increasing energy efficiency
Energy production and use accounts for two-thirds of the world’s greenhouse gas emissions. Increasing energy efficiency is a cost-effective way to reduce our environmental footprint.
- We are transitioning to efficient lighting at all stores.
- Covers and doors are on refrigerated displays to conserve energy… close the door on climate change!
“we don’t need a handful of people doing zero waste perfectly, we need millions doing it imperfectly”. – Anne Marie Bonneau, The Zero Waste Chef
Hamlet asks “To be, or not to be”… but for fruits and veggies, we ask “Will you wilt or rot?” That is the question (to determine how to keep your produce fresh).
Oftentimes, the best packaging for produce is no packaging at all. The Biobags or paper totes provided in our produce departments are a great option for transport. Whenever possible, REDUCE single use bags altogether and let your produce go naked. We always recommend washing produce (even organic!) before consumption, and there are reusable produce bags for sale in our produce department if you prefer!
Leafy greens and herbs in the ‘wilt’ category need a high humidity environment to stay crisp. Biobags are designed to be breathable and will not hold the moisture these items need. Store delicate produce in a damp cloth in the crisper drawer or bouquet style in a cup of water in the fridge! More tips like this can be found at savethefood.com/storage.
When it comes to packaging, the best option is the one you will use again and again. Regardless of whether it is made of plastic, metal, cotton or corn!
We consider the full life cycle of our packaging choices and strive to strike a balance between practicality and efficacy when considering any ‘ecofriendly’ alternatives. To reduce the impact of any and all packaging: Rethink, Reduce and Reuse as much as possible!
These numbers help recyclers identify the various materials that makes up our packaging.

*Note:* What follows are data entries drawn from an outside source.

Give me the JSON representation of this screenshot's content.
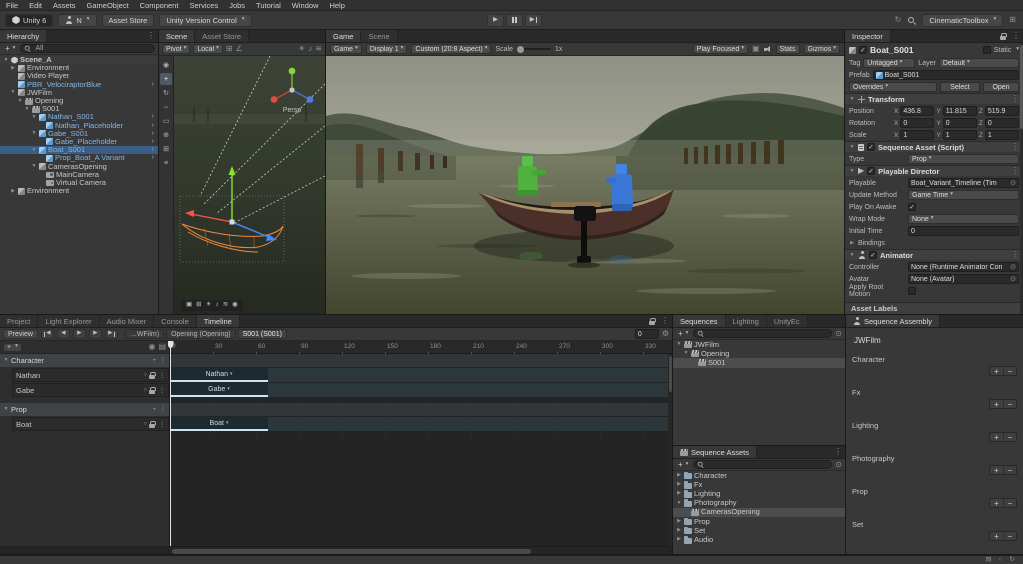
{
  "icons": {
    "plus": "+",
    "minus": "−",
    "dropdown": "▾",
    "foldout_open": "▼",
    "foldout_closed": "▶",
    "kebab": "⋮",
    "picker": "⊙",
    "prefab_chevron": "›",
    "play": "▶",
    "prev": "◀",
    "next": "▶",
    "circle": "○",
    "record": "●",
    "gear": "⚙",
    "grid": "⊞",
    "menu": "≡",
    "refresh": "↻",
    "rows": "▤",
    "clip_arrow": "▾",
    "help": "⊙",
    "sun": "☀",
    "note": "♪",
    "wave": "≋",
    "square": "▣",
    "target": "◉",
    "pan": "◉",
    "move": "+",
    "rotate": "↻",
    "scale": "⇔",
    "rect": "▭",
    "transform": "⊕",
    "angle": "∠"
  },
  "menubar": {
    "items": [
      "File",
      "Edit",
      "Assets",
      "GameObject",
      "Component",
      "Services",
      "Jobs",
      "Tutorial",
      "Window",
      "Help"
    ]
  },
  "toolbar": {
    "unity_badge": "Unity 6",
    "account_label": "N",
    "asset_store_label": "Asset Store",
    "version_control_label": "Unity Version Control",
    "layout_label": "CinematicToolbox"
  },
  "hierarchy": {
    "tab": "Hierarchy",
    "search_value": "All",
    "items": [
      {
        "label": "Scene_A",
        "depth": 0,
        "arrow": "down",
        "icon": "scene-icon",
        "style": "scene"
      },
      {
        "label": "Environment",
        "depth": 1,
        "arrow": "right",
        "icon": "cube-icon"
      },
      {
        "label": "Video Player",
        "depth": 1,
        "arrow": "none",
        "icon": "cube-icon"
      },
      {
        "label": "PBR_VelociraptorBlue",
        "depth": 1,
        "arrow": "none",
        "icon": "prefab-icon",
        "style": "prefab",
        "chev": true
      },
      {
        "label": "JWFilm",
        "depth": 1,
        "arrow": "down",
        "icon": "cube-icon"
      },
      {
        "label": "Opening",
        "depth": 2,
        "arrow": "down",
        "icon": "clap-icon"
      },
      {
        "label": "S001",
        "depth": 3,
        "arrow": "down",
        "icon": "clap-icon"
      },
      {
        "label": "Nathan_S001",
        "depth": 4,
        "arrow": "down",
        "icon": "prefab-icon",
        "style": "prefab",
        "chev": true
      },
      {
        "label": "Nathan_Placeholder",
        "depth": 5,
        "arrow": "none",
        "icon": "prefab-icon",
        "style": "prefab",
        "chev": true
      },
      {
        "label": "Gabe_S001",
        "depth": 4,
        "arrow": "down",
        "icon": "prefab-icon",
        "style": "prefab",
        "chev": true
      },
      {
        "label": "Gabe_Placeholder",
        "depth": 5,
        "arrow": "none",
        "icon": "prefab-icon",
        "style": "prefab",
        "chev": true
      },
      {
        "label": "Boat_S001",
        "depth": 4,
        "arrow": "down",
        "icon": "prefab-icon",
        "style": "prefab",
        "selected": true,
        "chev": true
      },
      {
        "label": "Prop_Boat_A Variant",
        "depth": 5,
        "arrow": "none",
        "icon": "prefab-icon",
        "style": "prefab",
        "chev": true
      },
      {
        "label": "CamerasOpening",
        "depth": 4,
        "arrow": "down",
        "icon": "cube-icon"
      },
      {
        "label": "MainCamera",
        "depth": 5,
        "arrow": "none",
        "icon": "camera-icon"
      },
      {
        "label": "Virtual Camera",
        "depth": 5,
        "arrow": "none",
        "icon": "vcam-icon"
      },
      {
        "label": "Environment",
        "depth": 1,
        "arrow": "right",
        "icon": "cube-icon"
      }
    ]
  },
  "scene_view": {
    "tabs": [
      "Scene",
      "Asset Store"
    ],
    "pivot_label": "Pivot",
    "local_label": "Local",
    "persp_label": "Persp"
  },
  "game_view": {
    "tabs": [
      "Game",
      "Scene"
    ],
    "game_menu": "Game",
    "display": "Display 1",
    "aspect": "Custom (20:8 Aspect)",
    "scale_label": "Scale",
    "scale_value": "1x",
    "play_focused": "Play Focused",
    "stats_label": "Stats",
    "gizmos_label": "Gizmos"
  },
  "inspector": {
    "tab": "Inspector",
    "name": "Boat_S001",
    "static_label": "Static",
    "tag_label": "Tag",
    "tag_value": "Untagged",
    "layer_label": "Layer",
    "layer_value": "Default",
    "prefab_label": "Prefab",
    "prefab_value": "Boat_S001",
    "overrides_label": "Overrides",
    "select_label": "Select",
    "open_label": "Open",
    "transform": {
      "title": "Transform",
      "position_label": "Position",
      "rotation_label": "Rotation",
      "scale_label": "Scale",
      "x": "X",
      "y": "Y",
      "z": "Z",
      "position": {
        "x": "436.8",
        "y": "11.815",
        "z": "515.9"
      },
      "rotation": {
        "x": "0",
        "y": "0",
        "z": "0"
      },
      "scale": {
        "x": "1",
        "y": "1",
        "z": "1"
      }
    },
    "sequence_asset": {
      "title": "Sequence Asset (Script)",
      "type_label": "Type",
      "type_value": "Prop"
    },
    "director": {
      "title": "Playable Director",
      "playable_label": "Playable",
      "playable_value": "Boat_Variant_Timeline (Tim",
      "update_label": "Update Method",
      "update_value": "Game Time",
      "awake_label": "Play On Awake",
      "wrap_label": "Wrap Mode",
      "wrap_value": "None",
      "initial_label": "Initial Time",
      "initial_value": "0",
      "bindings_label": "Bindings"
    },
    "animator": {
      "title": "Animator",
      "controller_label": "Controller",
      "controller_value": "None (Runtime Animator Con",
      "avatar_label": "Avatar",
      "avatar_value": "None (Avatar)",
      "root_label": "Apply Root Motion"
    },
    "asset_labels_label": "Asset Labels"
  },
  "bottom_tabs": [
    "Project",
    "Light Explorer",
    "Audio Mixer",
    "Console",
    "Timeline"
  ],
  "timeline": {
    "preview_label": "Preview",
    "breadcrumbs": [
      "…WFilm)",
      "Opening (Opening)",
      "S001 (S001)"
    ],
    "frame_value": "0",
    "ruler_labels": [
      "0",
      "30",
      "60",
      "90",
      "120",
      "150",
      "180",
      "210",
      "240",
      "270",
      "300",
      "330"
    ],
    "groups": [
      {
        "name": "Character",
        "tracks": [
          {
            "name": "Nathan",
            "clip": "Nathan"
          },
          {
            "name": "Gabe",
            "clip": "Gabe"
          }
        ]
      },
      {
        "name": "Prop",
        "tracks": [
          {
            "name": "Boat",
            "clip": "Boat"
          }
        ]
      }
    ]
  },
  "sequences": {
    "tabs": [
      "Sequences",
      "Lighting",
      "UnityEc"
    ],
    "items": [
      {
        "label": "JWFilm",
        "depth": 0,
        "arrow": "down",
        "icon": "clap-icon"
      },
      {
        "label": "Opening",
        "depth": 1,
        "arrow": "down",
        "icon": "clap-icon"
      },
      {
        "label": "S001",
        "depth": 2,
        "arrow": "none",
        "icon": "clap-icon",
        "selected": true
      }
    ]
  },
  "sequence_assets": {
    "title": "Sequence Assets",
    "items": [
      {
        "label": "Character",
        "depth": 0,
        "arrow": "right",
        "icon": "folder-icon"
      },
      {
        "label": "Fx",
        "depth": 0,
        "arrow": "right",
        "icon": "folder-icon"
      },
      {
        "label": "Lighting",
        "depth": 0,
        "arrow": "right",
        "icon": "folder-icon"
      },
      {
        "label": "Photography",
        "depth": 0,
        "arrow": "down",
        "icon": "folder-icon"
      },
      {
        "label": "CamerasOpening",
        "depth": 1,
        "arrow": "none",
        "icon": "clap-icon",
        "selected": true
      },
      {
        "label": "Prop",
        "depth": 0,
        "arrow": "right",
        "icon": "folder-icon"
      },
      {
        "label": "Set",
        "depth": 0,
        "arrow": "right",
        "icon": "folder-icon"
      },
      {
        "label": "Audio",
        "depth": 0,
        "arrow": "right",
        "icon": "folder-icon"
      }
    ]
  },
  "sequence_assembly": {
    "tab": "Sequence Assembly",
    "master_label": "JWFilm",
    "sections": [
      "Character",
      "Fx",
      "Lighting",
      "Photography",
      "Prop",
      "Set"
    ]
  }
}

1 – PETE – Polyethylene Terephthalate- widely recyclable
Material used for soda bottles, water bottles and many common food packages. Often recycled into bottles and polyester fibers.
2 – HDPE – High density Polyethylene- widely recyclable

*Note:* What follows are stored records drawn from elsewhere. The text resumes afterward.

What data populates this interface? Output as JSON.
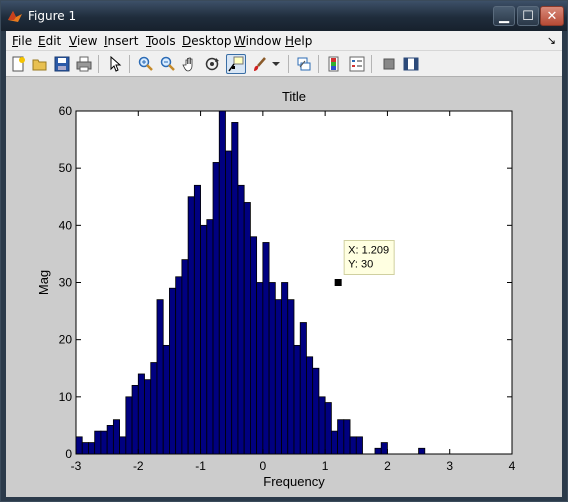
{
  "window": {
    "title": "Figure 1",
    "minimize": "▁",
    "maximize": "☐",
    "close": "✕"
  },
  "menu": [
    {
      "label": "File",
      "key": "F",
      "rest": "ile"
    },
    {
      "label": "Edit",
      "key": "E",
      "rest": "dit"
    },
    {
      "label": "View",
      "key": "V",
      "rest": "iew"
    },
    {
      "label": "Insert",
      "key": "I",
      "rest": "nsert"
    },
    {
      "label": "Tools",
      "key": "T",
      "rest": "ools"
    },
    {
      "label": "Desktop",
      "key": "D",
      "rest": "esktop"
    },
    {
      "label": "Window",
      "key": "W",
      "rest": "indow"
    },
    {
      "label": "Help",
      "key": "H",
      "rest": "elp"
    }
  ],
  "dock_arrow": "↘",
  "toolbar": [
    "new-figure-icon",
    "open-file-icon",
    "save-icon",
    "print-icon",
    "pointer-icon",
    "zoom-in-icon",
    "zoom-out-icon",
    "pan-hand-icon",
    "rotate-3d-icon",
    "data-cursor-icon",
    "brush-icon",
    "brush-dropdown-icon",
    "link-plot-icon",
    "colorbar-icon",
    "legend-icon",
    "hide-plot-tools-icon",
    "show-plot-tools-icon"
  ],
  "chart_data": {
    "type": "bar",
    "title": "Title",
    "xlabel": "Frequency",
    "ylabel": "Mag",
    "xlim": [
      -3,
      4
    ],
    "ylim": [
      0,
      60
    ],
    "xticks": [
      "-3",
      "-2",
      "-1",
      "0",
      "1",
      "2",
      "3",
      "4"
    ],
    "yticks": [
      "0",
      "10",
      "20",
      "30",
      "40",
      "50",
      "60"
    ],
    "bin_start": -2.95,
    "bin_width": 0.1,
    "values": [
      3,
      2,
      2,
      4,
      4,
      5,
      6,
      3,
      10,
      12,
      14,
      13,
      16,
      27,
      19,
      29,
      31,
      34,
      45,
      47,
      40,
      41,
      51,
      60,
      53,
      58,
      47,
      44,
      38,
      30,
      37,
      30,
      27,
      30,
      27,
      19,
      23,
      17,
      15,
      10,
      9,
      4,
      6,
      6,
      3,
      3,
      0,
      0,
      1,
      2,
      0,
      0,
      0,
      0,
      0,
      1,
      0,
      0,
      0,
      0,
      0,
      0,
      0,
      0,
      0,
      0,
      0,
      0,
      0,
      0
    ],
    "bar_color": "#000080",
    "datatip": {
      "x_text": "X: 1.209",
      "y_text": "Y: 30",
      "x": 1.209,
      "y": 30
    }
  }
}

Mostly used for packaging detergents, bleach, milk containers, hair care products and motor oil. Can be recycled into more bottles or bags.
3 – PVC – Polyvinyl Chloride- difficult to recycle
This stuff is everywhere – pipes, toys, furniture, packaging – you name it. PVC is a major environmental and health threat.
4 – LDPE Low-density Polyethylene – difficult to recycle
Used for many different kinds of wrapping, grocery bags and sandwich bags. Recycling facilities do not always have the tools to process this.
5 – PP – Polypropylene – sometimes recyclable
Clothing, bottles, tubs and ropes. Can be recycled into fibers.
6 – PS – Polystyrene (Styrofoam) – difficult to recycle
Some packaging peanuts, coolers, egg cartons or to-go boxes. Bulky yet very lightweight.
7 – Other – unlikely to be recycled
Sometimes you’ll see #7 plastic with the initials like PC which stands for polycarbonate or the initials PLA for polylactic acid. Some of these PLA items can be composted in your backyard and others must be processed in a (very hot) industrial compost system. Because it encompasses any and all combinations of the above, #7 usually gets landfilled.
Information via Green Matters, Green Living Tips, and Going Zero Waste
You can! Just not at Jimbo’s… yet. Use them to store bulk items like seeds and nuts or make your own smoothies, juices and nut milk to fill them with!
Jimbo’s relationships with local vendors and organic farms supports a healthy economy and environment! Eating local and organic helps us avoid the negative effects of conventional farming and reduce food miles! Food miles refer to the emissions related to transporting food from where it’s grown to where it’s sold.
Year round, Jimbo’s stocks 100% organic produce from farms right here in San Diego County AND the best local vendors for vegan cheese, beer, chocolate and more (but what more do you really need!).
Look for the Support San Diego logo and be part of the solution… Who knew being green could taste sooo good!